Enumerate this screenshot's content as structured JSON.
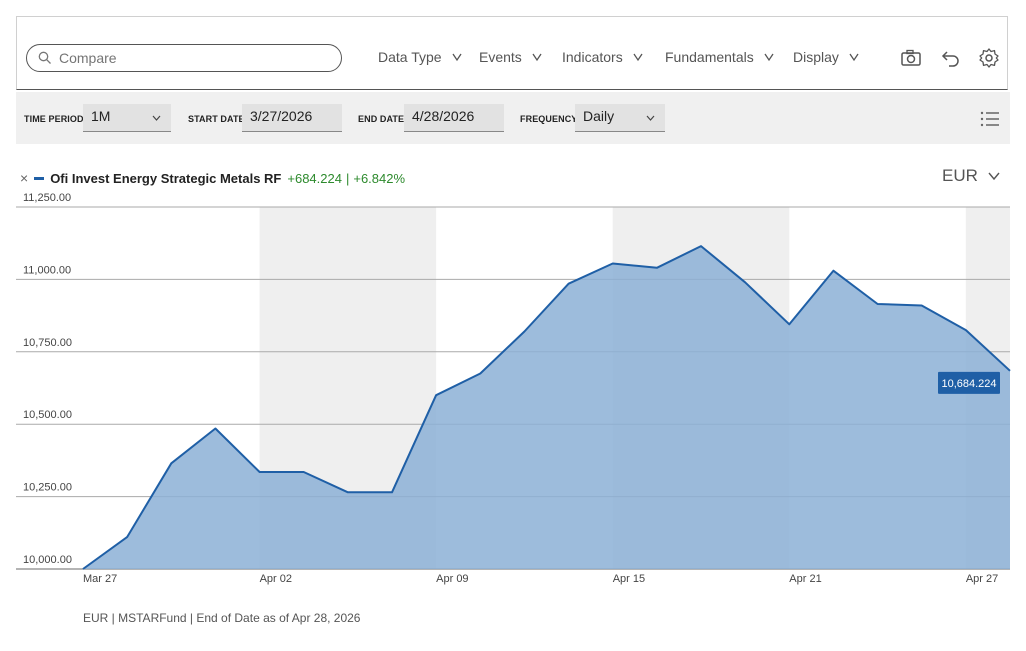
{
  "toolbar": {
    "search_placeholder": "Compare",
    "menus": [
      "Data Type",
      "Events",
      "Indicators",
      "Fundamentals",
      "Display"
    ]
  },
  "controls": {
    "time_period_label": "TIME PERIOD",
    "time_period_value": "1M",
    "start_date_label": "START DATE",
    "start_date_value": "3/27/2026",
    "end_date_label": "END DATE",
    "end_date_value": "4/28/2026",
    "frequency_label": "FREQUENCY",
    "frequency_value": "Daily"
  },
  "legend": {
    "close_symbol": "×",
    "series_name": "Ofi Invest Energy Strategic Metals RF",
    "change_abs": "+684.224",
    "separator": "|",
    "change_pct": "+6.842%"
  },
  "currency": "EUR",
  "footer": "EUR | MSTARFund | End of Date as of Apr 28, 2026",
  "colors": {
    "line": "#1f5fa6",
    "fill": "#8cb0d6",
    "positive": "#2d8a2d",
    "band": "#efefef"
  },
  "chart_data": {
    "type": "area",
    "ylim": [
      10000,
      11250
    ],
    "yticks": [
      10000,
      10250,
      10500,
      10750,
      11000,
      11250
    ],
    "ytick_labels": [
      "10,000.00",
      "10,250.00",
      "10,500.00",
      "10,750.00",
      "11,000.00",
      "11,250.00"
    ],
    "x": [
      "2026-03-27",
      "2026-03-30",
      "2026-03-31",
      "2026-04-01",
      "2026-04-02",
      "2026-04-03",
      "2026-04-06",
      "2026-04-07",
      "2026-04-08",
      "2026-04-09",
      "2026-04-10",
      "2026-04-13",
      "2026-04-14",
      "2026-04-15",
      "2026-04-16",
      "2026-04-17",
      "2026-04-20",
      "2026-04-21",
      "2026-04-22",
      "2026-04-23",
      "2026-04-24",
      "2026-04-27",
      "2026-04-28"
    ],
    "values": [
      10000,
      10110,
      10365,
      10485,
      10335,
      10335,
      10265,
      10265,
      10600,
      10675,
      10820,
      10985,
      11055,
      11040,
      11115,
      10990,
      10845,
      11030,
      10915,
      10910,
      10825,
      10684.224
    ],
    "xtick_labels": [
      "Mar 27",
      "Apr 02",
      "Apr 09",
      "Apr 15",
      "Apr 21",
      "Apr 27"
    ],
    "series": [
      {
        "name": "Ofi Invest Energy Strategic Metals RF"
      }
    ],
    "last_value_label": "10,684.224",
    "grid": true
  }
}
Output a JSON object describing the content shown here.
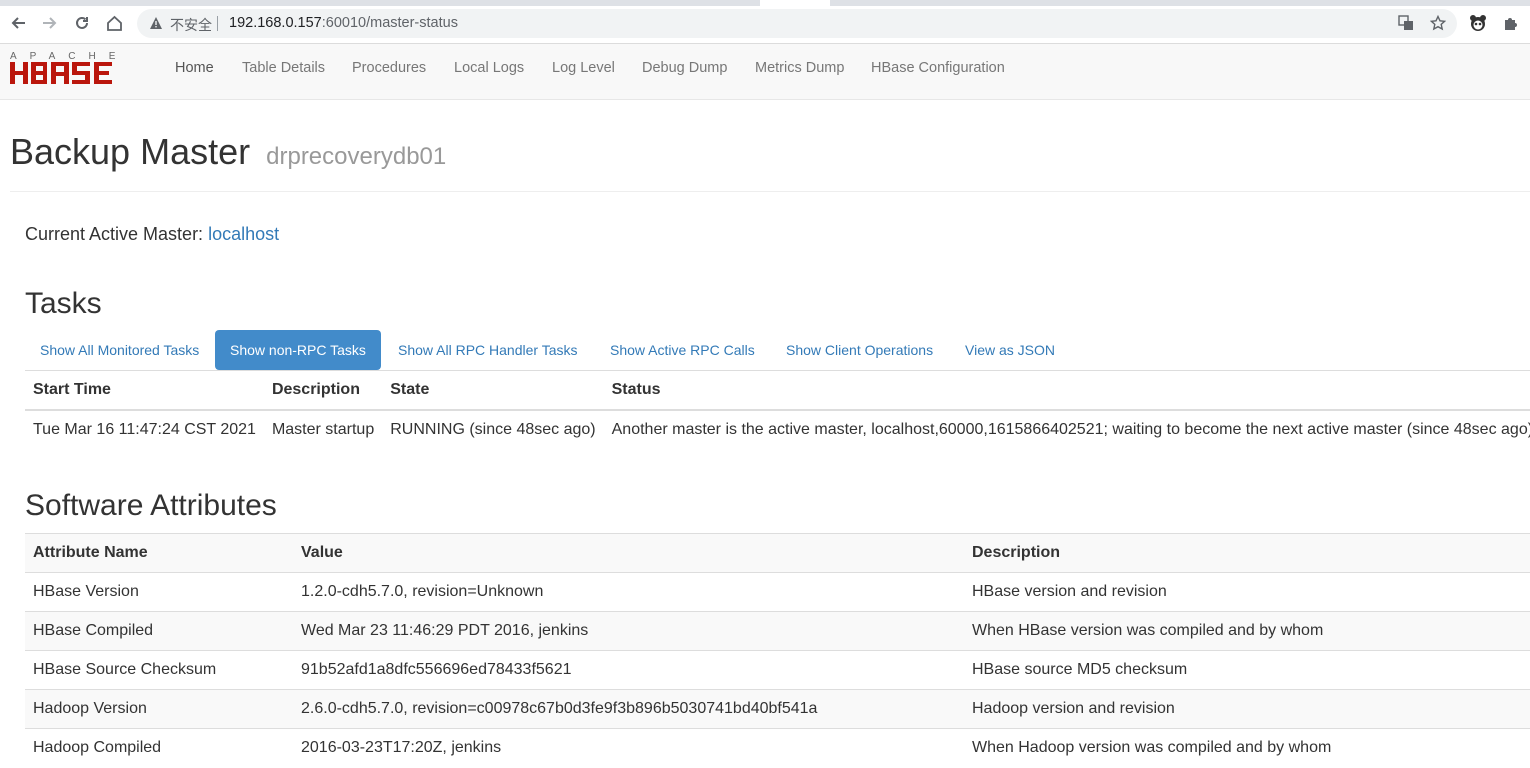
{
  "browser": {
    "insecure_label": "不安全",
    "url_host": "192.168.0.157",
    "url_path": ":60010/master-status"
  },
  "navbar": {
    "logo_text": "APACHE HBASE",
    "items": [
      {
        "label": "Home"
      },
      {
        "label": "Table Details"
      },
      {
        "label": "Procedures"
      },
      {
        "label": "Local Logs"
      },
      {
        "label": "Log Level"
      },
      {
        "label": "Debug Dump"
      },
      {
        "label": "Metrics Dump"
      },
      {
        "label": "HBase Configuration"
      }
    ]
  },
  "page": {
    "title": "Backup Master",
    "hostname": "drprecoverydb01",
    "active_master_label": "Current Active Master:",
    "active_master_value": "localhost"
  },
  "tasks": {
    "title": "Tasks",
    "tabs": [
      {
        "label": "Show All Monitored Tasks"
      },
      {
        "label": "Show non-RPC Tasks"
      },
      {
        "label": "Show All RPC Handler Tasks"
      },
      {
        "label": "Show Active RPC Calls"
      },
      {
        "label": "Show Client Operations"
      },
      {
        "label": "View as JSON"
      }
    ],
    "columns": [
      "Start Time",
      "Description",
      "State",
      "Status"
    ],
    "rows": [
      {
        "start_time": "Tue Mar 16 11:47:24 CST 2021",
        "description": "Master startup",
        "state": "RUNNING (since 48sec ago)",
        "status": "Another master is the active master, localhost,60000,1615866402521; waiting to become the next active master (since 48sec ago)"
      }
    ]
  },
  "software": {
    "title": "Software Attributes",
    "columns": [
      "Attribute Name",
      "Value",
      "Description"
    ],
    "rows": [
      {
        "name": "HBase Version",
        "value": "1.2.0-cdh5.7.0, revision=Unknown",
        "description": "HBase version and revision"
      },
      {
        "name": "HBase Compiled",
        "value": "Wed Mar 23 11:46:29 PDT 2016, jenkins",
        "description": "When HBase version was compiled and by whom"
      },
      {
        "name": "HBase Source Checksum",
        "value": "91b52afd1a8dfc556696ed78433f5621",
        "description": "HBase source MD5 checksum"
      },
      {
        "name": "Hadoop Version",
        "value": "2.6.0-cdh5.7.0, revision=c00978c67b0d3fe9f3b896b5030741bd40bf541a",
        "description": "Hadoop version and revision"
      },
      {
        "name": "Hadoop Compiled",
        "value": "2016-03-23T17:20Z, jenkins",
        "description": "When Hadoop version was compiled and by whom"
      }
    ]
  },
  "colors": {
    "link": "#337ab7",
    "active_pill": "#428bca",
    "logo_red": "#ba160c"
  }
}
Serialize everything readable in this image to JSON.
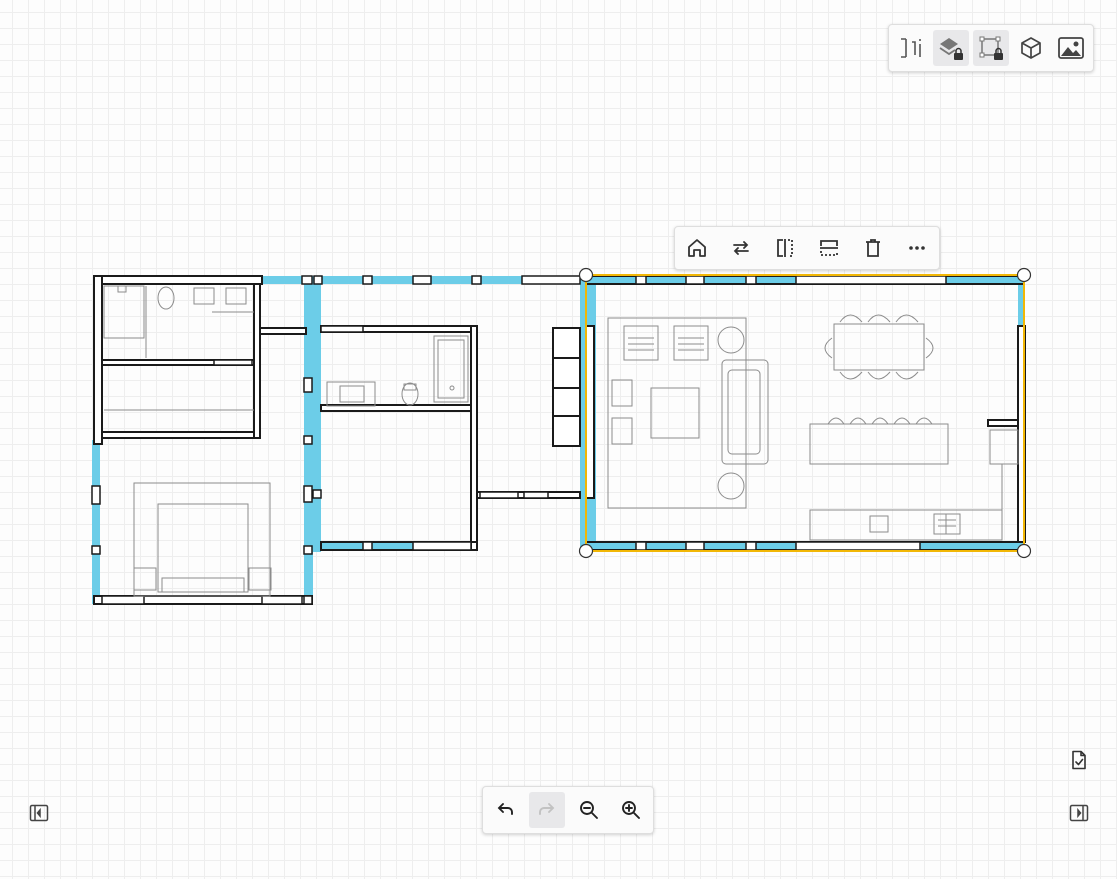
{
  "view_toolbar": {
    "buttons": [
      {
        "name": "dimensions-icon",
        "state": "normal"
      },
      {
        "name": "layers-lock-icon",
        "state": "active"
      },
      {
        "name": "room-outline-lock-icon",
        "state": "active"
      },
      {
        "name": "3d-view-icon",
        "state": "normal"
      },
      {
        "name": "image-icon",
        "state": "normal"
      }
    ]
  },
  "context_toolbar": {
    "buttons": [
      "home-icon",
      "swap-arrows-icon",
      "flip-horizontal-icon",
      "flip-vertical-icon",
      "trash-icon",
      "more-icon"
    ]
  },
  "history_toolbar": {
    "buttons": [
      {
        "name": "undo-icon",
        "enabled": true
      },
      {
        "name": "redo-icon",
        "enabled": false
      },
      {
        "name": "zoom-out-icon",
        "enabled": true
      },
      {
        "name": "zoom-in-icon",
        "enabled": true
      }
    ]
  },
  "colors": {
    "wall_highlight": "#6ccde8",
    "selection": "#f2b705",
    "wall": "#1a1a1a",
    "furniture": "#8c8c8c",
    "grid": "#eeeeee"
  },
  "corner_icons": [
    "left-panel-toggle-icon",
    "right-panel-toggle-icon",
    "checklist-icon"
  ]
}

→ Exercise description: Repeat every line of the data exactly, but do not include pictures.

→ Solved exercise:
Enumerate this screenshot's content as structured JSON.
{
  "toolbar": {
    "search_placeholder": "Compare",
    "menus": [
      "Data Type",
      "Events",
      "Indicators",
      "Fundamentals",
      "Display"
    ]
  },
  "controls": {
    "time_period_label": "TIME PERIOD",
    "time_period_value": "1M",
    "start_date_label": "START DATE",
    "start_date_value": "3/27/2026",
    "end_date_label": "END DATE",
    "end_date_value": "4/28/2026",
    "frequency_label": "FREQUENCY",
    "frequency_value": "Daily"
  },
  "legend": {
    "close_symbol": "×",
    "series_name": "Ofi Invest Energy Strategic Metals RF",
    "change_abs": "+684.224",
    "separator": "|",
    "change_pct": "+6.842%"
  },
  "currency": "EUR",
  "footer": "EUR | MSTARFund | End of Date as of Apr 28, 2026",
  "colors": {
    "line": "#1f5fa6",
    "fill": "#8cb0d6",
    "positive": "#2d8a2d",
    "band": "#efefef"
  },
  "chart_data": {
    "type": "area",
    "ylim": [
      10000,
      11250
    ],
    "yticks": [
      10000,
      10250,
      10500,
      10750,
      11000,
      11250
    ],
    "ytick_labels": [
      "10,000.00",
      "10,250.00",
      "10,500.00",
      "10,750.00",
      "11,000.00",
      "11,250.00"
    ],
    "x": [
      "2026-03-27",
      "2026-03-30",
      "2026-03-31",
      "2026-04-01",
      "2026-04-02",
      "2026-04-03",
      "2026-04-06",
      "2026-04-07",
      "2026-04-08",
      "2026-04-09",
      "2026-04-10",
      "2026-04-13",
      "2026-04-14",
      "2026-04-15",
      "2026-04-16",
      "2026-04-17",
      "2026-04-20",
      "2026-04-21",
      "2026-04-22",
      "2026-04-23",
      "2026-04-24",
      "2026-04-27",
      "2026-04-28"
    ],
    "values": [
      10000,
      10110,
      10365,
      10485,
      10335,
      10335,
      10265,
      10265,
      10600,
      10675,
      10820,
      10985,
      11055,
      11040,
      11115,
      10990,
      10845,
      11030,
      10915,
      10910,
      10825,
      10684.224
    ],
    "xtick_labels": [
      "Mar 27",
      "Apr 02",
      "Apr 09",
      "Apr 15",
      "Apr 21",
      "Apr 27"
    ],
    "series": [
      {
        "name": "Ofi Invest Energy Strategic Metals RF"
      }
    ],
    "last_value_label": "10,684.224",
    "grid": true
  }
}
Output a JSON object describing the content shown here.
{
  "browser": {
    "insecure_label": "不安全",
    "url_host": "192.168.0.157",
    "url_path": ":60010/master-status"
  },
  "navbar": {
    "logo_text": "APACHE HBASE",
    "items": [
      {
        "label": "Home"
      },
      {
        "label": "Table Details"
      },
      {
        "label": "Procedures"
      },
      {
        "label": "Local Logs"
      },
      {
        "label": "Log Level"
      },
      {
        "label": "Debug Dump"
      },
      {
        "label": "Metrics Dump"
      },
      {
        "label": "HBase Configuration"
      }
    ]
  },
  "page": {
    "title": "Backup Master",
    "hostname": "drprecoverydb01",
    "active_master_label": "Current Active Master:",
    "active_master_value": "localhost"
  },
  "tasks": {
    "title": "Tasks",
    "tabs": [
      {
        "label": "Show All Monitored Tasks"
      },
      {
        "label": "Show non-RPC Tasks"
      },
      {
        "label": "Show All RPC Handler Tasks"
      },
      {
        "label": "Show Active RPC Calls"
      },
      {
        "label": "Show Client Operations"
      },
      {
        "label": "View as JSON"
      }
    ],
    "columns": [
      "Start Time",
      "Description",
      "State",
      "Status"
    ],
    "rows": [
      {
        "start_time": "Tue Mar 16 11:47:24 CST 2021",
        "description": "Master startup",
        "state": "RUNNING (since 48sec ago)",
        "status": "Another master is the active master, localhost,60000,1615866402521; waiting to become the next active master (since 48sec ago)"
      }
    ]
  },
  "software": {
    "title": "Software Attributes",
    "columns": [
      "Attribute Name",
      "Value",
      "Description"
    ],
    "rows": [
      {
        "name": "HBase Version",
        "value": "1.2.0-cdh5.7.0, revision=Unknown",
        "description": "HBase version and revision"
      },
      {
        "name": "HBase Compiled",
        "value": "Wed Mar 23 11:46:29 PDT 2016, jenkins",
        "description": "When HBase version was compiled and by whom"
      },
      {
        "name": "HBase Source Checksum",
        "value": "91b52afd1a8dfc556696ed78433f5621",
        "description": "HBase source MD5 checksum"
      },
      {
        "name": "Hadoop Version",
        "value": "2.6.0-cdh5.7.0, revision=c00978c67b0d3fe9f3b896b5030741bd40bf541a",
        "description": "Hadoop version and revision"
      },
      {
        "name": "Hadoop Compiled",
        "value": "2016-03-23T17:20Z, jenkins",
        "description": "When Hadoop version was compiled and by whom"
      }
    ]
  },
  "colors": {
    "link": "#337ab7",
    "active_pill": "#428bca",
    "logo_red": "#ba160c"
  }
}
Serialize everything readable in this image to JSON.
{
  "view_toolbar": {
    "buttons": [
      {
        "name": "dimensions-icon",
        "state": "normal"
      },
      {
        "name": "layers-lock-icon",
        "state": "active"
      },
      {
        "name": "room-outline-lock-icon",
        "state": "active"
      },
      {
        "name": "3d-view-icon",
        "state": "normal"
      },
      {
        "name": "image-icon",
        "state": "normal"
      }
    ]
  },
  "context_toolbar": {
    "buttons": [
      "home-icon",
      "swap-arrows-icon",
      "flip-horizontal-icon",
      "flip-vertical-icon",
      "trash-icon",
      "more-icon"
    ]
  },
  "history_toolbar": {
    "buttons": [
      {
        "name": "undo-icon",
        "enabled": true
      },
      {
        "name": "redo-icon",
        "enabled": false
      },
      {
        "name": "zoom-out-icon",
        "enabled": true
      },
      {
        "name": "zoom-in-icon",
        "enabled": true
      }
    ]
  },
  "colors": {
    "wall_highlight": "#6ccde8",
    "selection": "#f2b705",
    "wall": "#1a1a1a",
    "furniture": "#8c8c8c",
    "grid": "#eeeeee"
  },
  "corner_icons": [
    "left-panel-toggle-icon",
    "right-panel-toggle-icon",
    "checklist-icon"
  ]
}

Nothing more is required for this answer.